Collected data

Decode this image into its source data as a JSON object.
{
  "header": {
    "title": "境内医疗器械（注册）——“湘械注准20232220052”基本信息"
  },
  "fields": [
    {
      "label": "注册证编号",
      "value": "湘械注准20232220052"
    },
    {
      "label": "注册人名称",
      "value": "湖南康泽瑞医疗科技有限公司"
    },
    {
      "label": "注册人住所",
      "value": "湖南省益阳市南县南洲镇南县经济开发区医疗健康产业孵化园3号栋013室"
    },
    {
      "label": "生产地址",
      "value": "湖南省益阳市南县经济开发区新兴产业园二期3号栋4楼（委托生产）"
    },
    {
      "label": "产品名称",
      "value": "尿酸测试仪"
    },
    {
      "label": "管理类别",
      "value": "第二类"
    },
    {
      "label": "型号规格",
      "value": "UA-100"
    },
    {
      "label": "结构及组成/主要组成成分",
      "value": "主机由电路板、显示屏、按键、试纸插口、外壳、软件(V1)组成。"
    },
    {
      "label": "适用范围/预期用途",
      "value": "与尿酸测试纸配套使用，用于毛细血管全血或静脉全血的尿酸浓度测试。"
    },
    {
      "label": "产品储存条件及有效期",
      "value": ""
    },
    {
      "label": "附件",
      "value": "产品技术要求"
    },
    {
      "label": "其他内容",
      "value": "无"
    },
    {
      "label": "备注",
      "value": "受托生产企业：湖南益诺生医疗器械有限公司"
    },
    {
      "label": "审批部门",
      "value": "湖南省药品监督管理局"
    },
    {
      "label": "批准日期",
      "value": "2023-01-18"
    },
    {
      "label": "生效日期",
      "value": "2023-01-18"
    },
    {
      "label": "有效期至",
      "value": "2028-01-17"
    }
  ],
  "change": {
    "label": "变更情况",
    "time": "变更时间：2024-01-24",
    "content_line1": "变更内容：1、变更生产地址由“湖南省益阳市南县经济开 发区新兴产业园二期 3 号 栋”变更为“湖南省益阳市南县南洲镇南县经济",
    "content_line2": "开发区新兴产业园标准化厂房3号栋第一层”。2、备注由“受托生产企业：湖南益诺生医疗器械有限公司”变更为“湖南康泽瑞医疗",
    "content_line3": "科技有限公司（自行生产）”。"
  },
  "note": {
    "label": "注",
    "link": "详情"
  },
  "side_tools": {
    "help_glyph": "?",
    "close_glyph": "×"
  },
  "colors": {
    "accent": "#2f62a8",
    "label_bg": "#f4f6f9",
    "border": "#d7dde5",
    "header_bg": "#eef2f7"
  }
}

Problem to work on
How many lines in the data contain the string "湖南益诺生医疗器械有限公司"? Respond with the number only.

Your solution
2